The book I’m writing was intended as a memoir but has become more like an epistle of faith. Looking across my history and the history of my family from the outside in, I see patterns and meanings I didn’t see when I was looking from the inside out. It is being written like a letter not from my persona’s usual view, but more as if spoken from some inner voice, seen by inner eyes, uncontrived and unplanned. Whatever comes to me that rings true and real, I write it down. If it has value, it will stay. If it is meaningless or useless, it will be discarded. These things take care of themselves. All of my poetry came this way – as gifts of grace, never as the product of conscious endeavor, craft, or intention. I trust the soundless voice that speaks, much more than I trust my own limited and conflicted intellect.

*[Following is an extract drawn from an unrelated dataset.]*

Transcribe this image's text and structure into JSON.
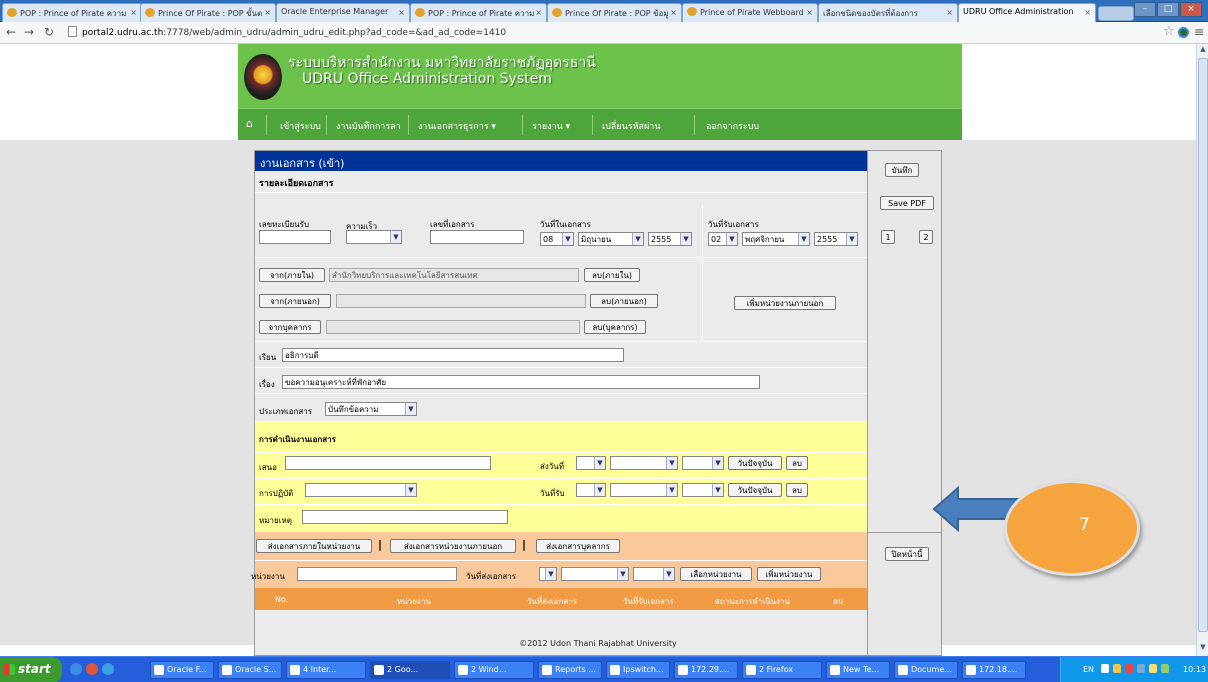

When I was in my twenties, an artist and a fledgling poet, I said to God “Make me your instrument.” Maybe God will finally do that, or maybe that’s the One who placed the desire there to begin with. Either way, the prayer has not really changed much, for I have learned and relearned that by myself I can do little of real importance or significance. But when I’m driven to the page by that unnamed voice, something clear and clean and beautiful emerges into the light of ordinary day. In that moment, the ordinariness, the stories, the simple truths of life become what they have always been, but unseen: they become sacred. My response to this can only be awe, wonder, and gratefulness.